## TO DO
Extract all lines that hold "price" from the records below.

[Stored data entries]
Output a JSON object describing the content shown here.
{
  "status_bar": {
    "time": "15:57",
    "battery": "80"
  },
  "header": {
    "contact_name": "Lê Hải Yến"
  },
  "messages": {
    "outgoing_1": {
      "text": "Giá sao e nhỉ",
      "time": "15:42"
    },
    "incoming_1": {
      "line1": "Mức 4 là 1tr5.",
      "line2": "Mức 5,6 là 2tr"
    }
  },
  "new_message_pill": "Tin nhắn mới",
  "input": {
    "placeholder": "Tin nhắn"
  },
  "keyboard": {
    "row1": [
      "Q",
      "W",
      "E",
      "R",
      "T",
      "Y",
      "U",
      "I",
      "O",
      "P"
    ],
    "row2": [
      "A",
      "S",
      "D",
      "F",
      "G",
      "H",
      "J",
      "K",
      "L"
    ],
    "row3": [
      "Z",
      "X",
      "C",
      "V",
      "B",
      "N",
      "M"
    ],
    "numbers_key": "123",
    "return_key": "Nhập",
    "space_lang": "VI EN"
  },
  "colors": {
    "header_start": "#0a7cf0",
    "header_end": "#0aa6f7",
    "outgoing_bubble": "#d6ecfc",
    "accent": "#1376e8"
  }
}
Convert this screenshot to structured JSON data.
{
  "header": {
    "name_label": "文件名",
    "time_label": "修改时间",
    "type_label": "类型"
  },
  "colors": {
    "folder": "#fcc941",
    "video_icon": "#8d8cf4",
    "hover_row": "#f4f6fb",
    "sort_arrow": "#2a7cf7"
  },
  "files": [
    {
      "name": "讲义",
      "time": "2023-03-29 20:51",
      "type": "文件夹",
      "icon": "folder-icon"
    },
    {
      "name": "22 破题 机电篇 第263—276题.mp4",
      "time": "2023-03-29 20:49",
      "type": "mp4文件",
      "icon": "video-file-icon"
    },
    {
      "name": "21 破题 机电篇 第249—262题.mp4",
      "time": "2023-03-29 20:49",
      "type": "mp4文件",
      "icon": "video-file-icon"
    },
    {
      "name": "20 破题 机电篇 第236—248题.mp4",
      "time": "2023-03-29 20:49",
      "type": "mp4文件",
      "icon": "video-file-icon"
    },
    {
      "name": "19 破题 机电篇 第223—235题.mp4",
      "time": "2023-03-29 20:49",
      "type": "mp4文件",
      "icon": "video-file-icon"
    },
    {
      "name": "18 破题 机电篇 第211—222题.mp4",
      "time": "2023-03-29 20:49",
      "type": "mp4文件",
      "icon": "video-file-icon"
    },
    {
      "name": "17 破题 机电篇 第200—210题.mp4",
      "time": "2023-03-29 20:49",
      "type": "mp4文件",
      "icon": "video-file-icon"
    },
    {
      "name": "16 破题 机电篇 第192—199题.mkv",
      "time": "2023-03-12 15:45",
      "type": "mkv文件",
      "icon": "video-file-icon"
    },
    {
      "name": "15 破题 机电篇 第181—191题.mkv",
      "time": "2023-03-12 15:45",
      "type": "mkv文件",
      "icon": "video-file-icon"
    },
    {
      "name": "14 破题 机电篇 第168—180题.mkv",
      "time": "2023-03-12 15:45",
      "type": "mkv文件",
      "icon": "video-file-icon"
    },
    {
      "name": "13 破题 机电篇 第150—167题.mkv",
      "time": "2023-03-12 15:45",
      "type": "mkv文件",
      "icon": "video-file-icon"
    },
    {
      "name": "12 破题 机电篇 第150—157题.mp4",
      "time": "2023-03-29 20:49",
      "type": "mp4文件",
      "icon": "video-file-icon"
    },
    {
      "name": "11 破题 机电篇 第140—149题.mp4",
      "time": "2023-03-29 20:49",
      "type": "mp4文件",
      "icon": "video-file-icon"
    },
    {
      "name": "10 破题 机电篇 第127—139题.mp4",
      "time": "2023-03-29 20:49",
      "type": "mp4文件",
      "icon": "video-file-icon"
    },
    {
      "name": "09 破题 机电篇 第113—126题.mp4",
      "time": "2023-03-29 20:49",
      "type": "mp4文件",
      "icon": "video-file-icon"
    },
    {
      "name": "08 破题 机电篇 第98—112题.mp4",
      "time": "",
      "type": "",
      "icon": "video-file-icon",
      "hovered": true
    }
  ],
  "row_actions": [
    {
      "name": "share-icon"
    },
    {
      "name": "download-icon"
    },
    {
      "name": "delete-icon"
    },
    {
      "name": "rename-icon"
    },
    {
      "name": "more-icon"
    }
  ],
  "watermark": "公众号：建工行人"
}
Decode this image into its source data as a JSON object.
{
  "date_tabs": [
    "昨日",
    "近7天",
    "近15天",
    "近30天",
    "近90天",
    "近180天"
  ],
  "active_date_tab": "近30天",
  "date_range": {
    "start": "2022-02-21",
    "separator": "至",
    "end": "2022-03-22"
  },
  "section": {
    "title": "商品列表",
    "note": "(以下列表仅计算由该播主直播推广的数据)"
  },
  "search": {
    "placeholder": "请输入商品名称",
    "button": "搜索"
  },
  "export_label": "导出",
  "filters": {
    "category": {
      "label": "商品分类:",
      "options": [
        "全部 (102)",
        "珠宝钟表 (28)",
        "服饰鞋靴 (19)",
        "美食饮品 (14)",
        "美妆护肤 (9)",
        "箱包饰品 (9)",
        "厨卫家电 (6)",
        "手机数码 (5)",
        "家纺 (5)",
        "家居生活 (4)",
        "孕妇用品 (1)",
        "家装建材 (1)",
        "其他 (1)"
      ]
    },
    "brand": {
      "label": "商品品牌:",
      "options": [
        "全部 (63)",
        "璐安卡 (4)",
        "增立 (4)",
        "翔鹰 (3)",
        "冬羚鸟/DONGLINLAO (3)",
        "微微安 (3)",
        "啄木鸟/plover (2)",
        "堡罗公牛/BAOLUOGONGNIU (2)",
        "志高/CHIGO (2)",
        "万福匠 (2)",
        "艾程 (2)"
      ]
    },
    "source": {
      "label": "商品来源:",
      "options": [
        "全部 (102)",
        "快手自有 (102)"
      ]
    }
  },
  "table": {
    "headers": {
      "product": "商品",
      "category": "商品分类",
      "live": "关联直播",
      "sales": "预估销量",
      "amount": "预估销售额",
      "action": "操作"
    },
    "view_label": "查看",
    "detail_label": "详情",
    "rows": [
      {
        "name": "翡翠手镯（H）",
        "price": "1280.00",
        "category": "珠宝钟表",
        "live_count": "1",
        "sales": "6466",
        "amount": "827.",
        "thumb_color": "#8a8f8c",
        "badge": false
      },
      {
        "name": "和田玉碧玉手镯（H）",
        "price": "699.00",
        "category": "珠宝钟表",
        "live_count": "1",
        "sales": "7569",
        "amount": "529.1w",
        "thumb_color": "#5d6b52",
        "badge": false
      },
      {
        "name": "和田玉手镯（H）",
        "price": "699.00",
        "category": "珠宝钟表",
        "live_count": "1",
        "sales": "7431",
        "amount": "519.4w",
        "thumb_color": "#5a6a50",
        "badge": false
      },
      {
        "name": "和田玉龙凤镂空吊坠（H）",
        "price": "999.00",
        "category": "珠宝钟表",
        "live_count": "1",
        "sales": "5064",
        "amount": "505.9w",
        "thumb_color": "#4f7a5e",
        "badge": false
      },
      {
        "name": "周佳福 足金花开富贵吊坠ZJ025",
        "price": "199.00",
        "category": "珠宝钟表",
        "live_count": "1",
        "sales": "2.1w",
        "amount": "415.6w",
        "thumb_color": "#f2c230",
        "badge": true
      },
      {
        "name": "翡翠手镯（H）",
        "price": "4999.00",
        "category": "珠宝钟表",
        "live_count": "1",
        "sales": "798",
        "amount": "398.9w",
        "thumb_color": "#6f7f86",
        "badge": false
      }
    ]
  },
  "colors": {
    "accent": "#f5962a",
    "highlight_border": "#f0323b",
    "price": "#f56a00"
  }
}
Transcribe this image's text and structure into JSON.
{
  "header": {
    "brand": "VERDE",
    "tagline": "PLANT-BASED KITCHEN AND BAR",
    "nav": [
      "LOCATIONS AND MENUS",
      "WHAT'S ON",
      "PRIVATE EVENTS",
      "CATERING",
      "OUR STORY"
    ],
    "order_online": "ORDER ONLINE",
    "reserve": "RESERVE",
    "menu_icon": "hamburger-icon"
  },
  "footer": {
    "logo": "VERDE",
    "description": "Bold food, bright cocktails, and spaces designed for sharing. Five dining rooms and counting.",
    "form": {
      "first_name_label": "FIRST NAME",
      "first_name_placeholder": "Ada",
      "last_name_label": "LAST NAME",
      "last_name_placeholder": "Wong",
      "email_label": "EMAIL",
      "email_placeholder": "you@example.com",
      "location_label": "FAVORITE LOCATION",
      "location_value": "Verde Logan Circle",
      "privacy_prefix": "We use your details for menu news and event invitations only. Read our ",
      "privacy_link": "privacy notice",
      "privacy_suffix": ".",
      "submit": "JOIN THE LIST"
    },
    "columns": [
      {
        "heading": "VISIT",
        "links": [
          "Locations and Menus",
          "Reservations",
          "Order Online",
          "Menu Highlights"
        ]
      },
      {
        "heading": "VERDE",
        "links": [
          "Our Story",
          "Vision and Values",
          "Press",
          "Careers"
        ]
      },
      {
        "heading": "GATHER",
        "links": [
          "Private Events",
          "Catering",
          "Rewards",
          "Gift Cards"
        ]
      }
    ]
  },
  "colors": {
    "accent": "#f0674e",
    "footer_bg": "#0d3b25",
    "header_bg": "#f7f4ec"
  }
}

## RESULT OF THE EXERCISE
        "price": "1280.00",
        "price": "699.00",
        "price": "699.00",
        "price": "999.00",
        "price": "199.00",
        "price": "4999.00",
    "price": "#f56a00"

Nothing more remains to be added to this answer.